ABOUT THIS EXERCISE » Print the entries exactly; no image belongs in the copy.

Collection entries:

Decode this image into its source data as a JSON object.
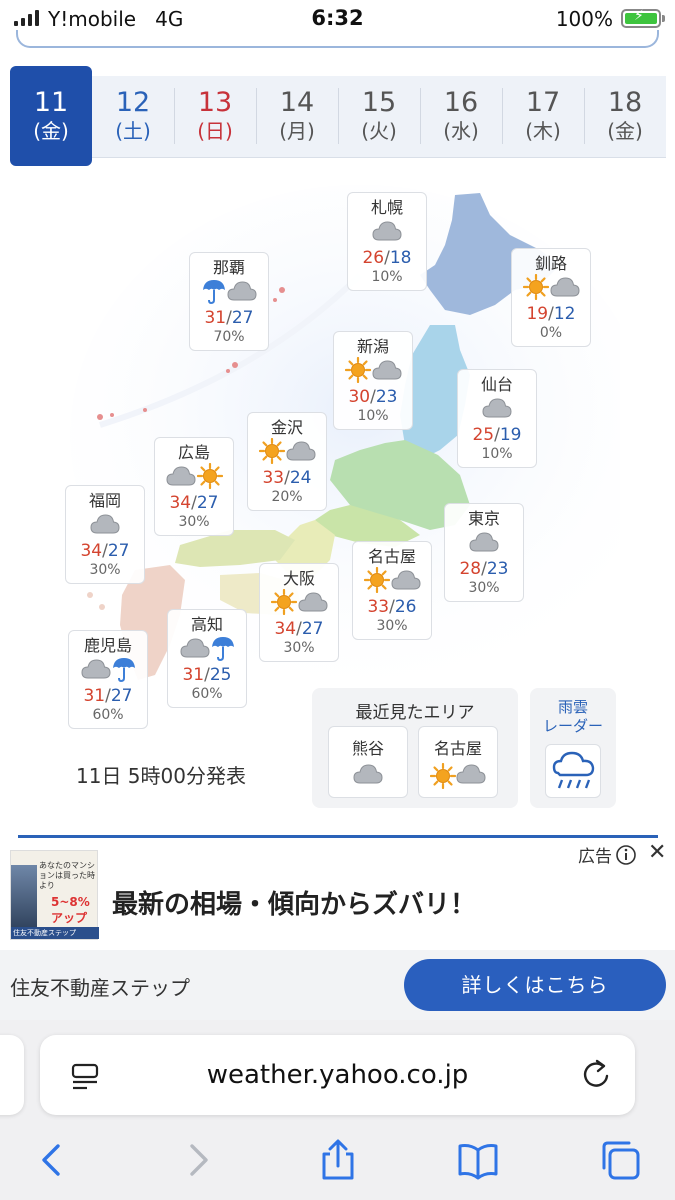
{
  "status_bar": {
    "carrier": "Y!mobile",
    "network": "4G",
    "time": "6:32",
    "battery": "100%"
  },
  "date_tabs": [
    {
      "day": "11",
      "dow": "(金)",
      "type": "active"
    },
    {
      "day": "12",
      "dow": "(土)",
      "type": "sat"
    },
    {
      "day": "13",
      "dow": "(日)",
      "type": "sun"
    },
    {
      "day": "14",
      "dow": "(月)",
      "type": "weekday"
    },
    {
      "day": "15",
      "dow": "(火)",
      "type": "weekday"
    },
    {
      "day": "16",
      "dow": "(水)",
      "type": "weekday"
    },
    {
      "day": "17",
      "dow": "(木)",
      "type": "weekday"
    },
    {
      "day": "18",
      "dow": "(金)",
      "type": "weekday"
    }
  ],
  "cities": [
    {
      "name": "札幌",
      "icons": [
        "cloud"
      ],
      "high": "26",
      "low": "18",
      "rain": "10%"
    },
    {
      "name": "釧路",
      "icons": [
        "sun",
        "cloud"
      ],
      "high": "19",
      "low": "12",
      "rain": "0%"
    },
    {
      "name": "那覇",
      "icons": [
        "umbrella",
        "cloud"
      ],
      "high": "31",
      "low": "27",
      "rain": "70%"
    },
    {
      "name": "新潟",
      "icons": [
        "sun",
        "cloud"
      ],
      "high": "30",
      "low": "23",
      "rain": "10%"
    },
    {
      "name": "仙台",
      "icons": [
        "cloud"
      ],
      "high": "25",
      "low": "19",
      "rain": "10%"
    },
    {
      "name": "金沢",
      "icons": [
        "sun",
        "cloud"
      ],
      "high": "33",
      "low": "24",
      "rain": "20%"
    },
    {
      "name": "広島",
      "icons": [
        "cloud",
        "sun"
      ],
      "high": "34",
      "low": "27",
      "rain": "30%"
    },
    {
      "name": "福岡",
      "icons": [
        "cloud"
      ],
      "high": "34",
      "low": "27",
      "rain": "30%"
    },
    {
      "name": "東京",
      "icons": [
        "cloud"
      ],
      "high": "28",
      "low": "23",
      "rain": "30%"
    },
    {
      "name": "名古屋",
      "icons": [
        "sun",
        "cloud"
      ],
      "high": "33",
      "low": "26",
      "rain": "30%"
    },
    {
      "name": "大阪",
      "icons": [
        "sun",
        "cloud"
      ],
      "high": "34",
      "low": "27",
      "rain": "30%"
    },
    {
      "name": "高知",
      "icons": [
        "cloud",
        "umbrella"
      ],
      "high": "31",
      "low": "25",
      "rain": "60%"
    },
    {
      "name": "鹿児島",
      "icons": [
        "cloud",
        "umbrella"
      ],
      "high": "31",
      "low": "27",
      "rain": "60%"
    }
  ],
  "recent_areas": {
    "title": "最近見たエリア",
    "items": [
      {
        "name": "熊谷",
        "icons": [
          "cloud"
        ]
      },
      {
        "name": "名古屋",
        "icons": [
          "sun",
          "cloud"
        ]
      }
    ]
  },
  "radar": {
    "label_line1": "雨雲",
    "label_line2": "レーダー"
  },
  "issued": "11日 5時00分発表",
  "ad": {
    "label": "広告",
    "headline": "最新の相場・傾向からズバリ！",
    "sponsor": "住友不動産ステップ",
    "cta": "詳しくはこちら",
    "image_text": "あなたのマンションは買った時より",
    "image_percent": "5~8%アップ",
    "image_footer": "住友不動産ステップ"
  },
  "browser": {
    "url": "weather.yahoo.co.jp"
  },
  "colors": {
    "accent": "#1f4faa",
    "high_temp": "#d4442f",
    "low_temp": "#2b5dad",
    "sun": "#f0a020",
    "cloud": "#a9adb3",
    "umbrella": "#3d7fd8"
  }
}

ANSWER SPACE »
Decode this image into its source data as a JSON object.
{
  "status_bar": {
    "carrier": "Y!mobile",
    "network": "4G",
    "time": "6:32",
    "battery": "100%"
  },
  "date_tabs": [
    {
      "day": "11",
      "dow": "(金)",
      "type": "active"
    },
    {
      "day": "12",
      "dow": "(土)",
      "type": "sat"
    },
    {
      "day": "13",
      "dow": "(日)",
      "type": "sun"
    },
    {
      "day": "14",
      "dow": "(月)",
      "type": "weekday"
    },
    {
      "day": "15",
      "dow": "(火)",
      "type": "weekday"
    },
    {
      "day": "16",
      "dow": "(水)",
      "type": "weekday"
    },
    {
      "day": "17",
      "dow": "(木)",
      "type": "weekday"
    },
    {
      "day": "18",
      "dow": "(金)",
      "type": "weekday"
    }
  ],
  "cities": [
    {
      "name": "札幌",
      "icons": [
        "cloud"
      ],
      "high": "26",
      "low": "18",
      "rain": "10%"
    },
    {
      "name": "釧路",
      "icons": [
        "sun",
        "cloud"
      ],
      "high": "19",
      "low": "12",
      "rain": "0%"
    },
    {
      "name": "那覇",
      "icons": [
        "umbrella",
        "cloud"
      ],
      "high": "31",
      "low": "27",
      "rain": "70%"
    },
    {
      "name": "新潟",
      "icons": [
        "sun",
        "cloud"
      ],
      "high": "30",
      "low": "23",
      "rain": "10%"
    },
    {
      "name": "仙台",
      "icons": [
        "cloud"
      ],
      "high": "25",
      "low": "19",
      "rain": "10%"
    },
    {
      "name": "金沢",
      "icons": [
        "sun",
        "cloud"
      ],
      "high": "33",
      "low": "24",
      "rain": "20%"
    },
    {
      "name": "広島",
      "icons": [
        "cloud",
        "sun"
      ],
      "high": "34",
      "low": "27",
      "rain": "30%"
    },
    {
      "name": "福岡",
      "icons": [
        "cloud"
      ],
      "high": "34",
      "low": "27",
      "rain": "30%"
    },
    {
      "name": "東京",
      "icons": [
        "cloud"
      ],
      "high": "28",
      "low": "23",
      "rain": "30%"
    },
    {
      "name": "名古屋",
      "icons": [
        "sun",
        "cloud"
      ],
      "high": "33",
      "low": "26",
      "rain": "30%"
    },
    {
      "name": "大阪",
      "icons": [
        "sun",
        "cloud"
      ],
      "high": "34",
      "low": "27",
      "rain": "30%"
    },
    {
      "name": "高知",
      "icons": [
        "cloud",
        "umbrella"
      ],
      "high": "31",
      "low": "25",
      "rain": "60%"
    },
    {
      "name": "鹿児島",
      "icons": [
        "cloud",
        "umbrella"
      ],
      "high": "31",
      "low": "27",
      "rain": "60%"
    }
  ],
  "recent_areas": {
    "title": "最近見たエリア",
    "items": [
      {
        "name": "熊谷",
        "icons": [
          "cloud"
        ]
      },
      {
        "name": "名古屋",
        "icons": [
          "sun",
          "cloud"
        ]
      }
    ]
  },
  "radar": {
    "label_line1": "雨雲",
    "label_line2": "レーダー"
  },
  "issued": "11日 5時00分発表",
  "ad": {
    "label": "広告",
    "headline": "最新の相場・傾向からズバリ！",
    "sponsor": "住友不動産ステップ",
    "cta": "詳しくはこちら",
    "image_text": "あなたのマンションは買った時より",
    "image_percent": "5~8%アップ",
    "image_footer": "住友不動産ステップ"
  },
  "browser": {
    "url": "weather.yahoo.co.jp"
  },
  "colors": {
    "accent": "#1f4faa",
    "high_temp": "#d4442f",
    "low_temp": "#2b5dad",
    "sun": "#f0a020",
    "cloud": "#a9adb3",
    "umbrella": "#3d7fd8"
  }
}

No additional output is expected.